|Budget Amount *help
¥116,220,000 (Direct Cost: ¥89,400,000、Indirect Cost: ¥26,820,000)
Fiscal Year 2014: ¥23,140,000 (Direct Cost: ¥17,800,000、Indirect Cost: ¥5,340,000)
Fiscal Year 2013: ¥24,180,000 (Direct Cost: ¥18,600,000、Indirect Cost: ¥5,580,000)
Fiscal Year 2012: ¥27,300,000 (Direct Cost: ¥21,000,000、Indirect Cost: ¥6,300,000)
Fiscal Year 2011: ¥24,960,000 (Direct Cost: ¥19,200,000、Indirect Cost: ¥5,760,000)
Fiscal Year 2010: ¥16,640,000 (Direct Cost: ¥12,800,000、Indirect Cost: ¥3,840,000)
|Outline of Final Research Achievements
This project resulted in construction of a global-scale database (NeanderDB), which documents more than 3200 Middle and Upper Paleolithic excavated sites across Africa and Eurasia dated to between 200 and 20 kya. A critical evaluation of the spatio-temporal contexts of the compiled data revealed regionally varied replacement and assimilation processes of the two populations, suggesting their possible co-existence and cultural interaction.

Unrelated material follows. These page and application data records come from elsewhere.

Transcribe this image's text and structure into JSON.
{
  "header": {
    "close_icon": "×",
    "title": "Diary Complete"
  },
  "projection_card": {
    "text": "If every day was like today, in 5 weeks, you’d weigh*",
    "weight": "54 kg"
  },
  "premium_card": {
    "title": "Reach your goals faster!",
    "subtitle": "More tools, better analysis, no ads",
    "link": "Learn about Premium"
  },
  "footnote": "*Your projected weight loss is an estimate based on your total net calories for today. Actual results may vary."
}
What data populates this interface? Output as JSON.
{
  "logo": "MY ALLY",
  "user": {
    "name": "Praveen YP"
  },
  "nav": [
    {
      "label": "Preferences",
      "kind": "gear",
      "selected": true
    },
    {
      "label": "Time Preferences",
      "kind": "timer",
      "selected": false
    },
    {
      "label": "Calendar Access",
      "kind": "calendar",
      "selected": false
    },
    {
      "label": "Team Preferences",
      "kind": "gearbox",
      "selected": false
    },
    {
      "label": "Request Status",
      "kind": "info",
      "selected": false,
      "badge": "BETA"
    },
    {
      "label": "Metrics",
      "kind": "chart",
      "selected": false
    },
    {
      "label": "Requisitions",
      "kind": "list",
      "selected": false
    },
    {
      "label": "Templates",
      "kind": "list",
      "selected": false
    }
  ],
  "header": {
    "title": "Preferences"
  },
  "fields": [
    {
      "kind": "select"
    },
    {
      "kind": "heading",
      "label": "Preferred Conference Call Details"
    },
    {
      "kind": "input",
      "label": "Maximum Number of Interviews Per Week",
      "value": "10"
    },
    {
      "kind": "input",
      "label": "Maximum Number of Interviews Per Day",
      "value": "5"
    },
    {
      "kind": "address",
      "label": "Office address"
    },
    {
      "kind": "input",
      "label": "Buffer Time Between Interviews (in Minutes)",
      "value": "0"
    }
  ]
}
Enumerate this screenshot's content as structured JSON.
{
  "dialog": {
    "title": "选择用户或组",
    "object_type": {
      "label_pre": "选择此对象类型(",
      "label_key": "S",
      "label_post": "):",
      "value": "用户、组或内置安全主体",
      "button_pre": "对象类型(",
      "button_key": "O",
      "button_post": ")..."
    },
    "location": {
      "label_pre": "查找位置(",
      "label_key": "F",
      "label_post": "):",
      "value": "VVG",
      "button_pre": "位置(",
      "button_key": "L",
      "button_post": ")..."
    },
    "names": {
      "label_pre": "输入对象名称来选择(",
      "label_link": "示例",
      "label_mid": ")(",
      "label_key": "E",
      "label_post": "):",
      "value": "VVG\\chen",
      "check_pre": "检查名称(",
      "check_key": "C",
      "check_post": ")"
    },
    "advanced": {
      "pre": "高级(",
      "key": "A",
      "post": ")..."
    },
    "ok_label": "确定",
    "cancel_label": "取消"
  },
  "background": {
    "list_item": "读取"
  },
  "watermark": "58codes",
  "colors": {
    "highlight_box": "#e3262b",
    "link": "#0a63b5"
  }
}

The study also investigated potential differences in learning behaviors of the two populations in an effort to test the “learning hypothesis”. The results show that it is too simplistic to postulate innate cognitive differences as the single force accounting for replacement of the Neanderthals. The “learning hypothesis” proposed in 2009 now needs to be updated, taking into consideration non-innate social issues, including the population size and social organization, as important factors affecting learning behavior in the two population groups.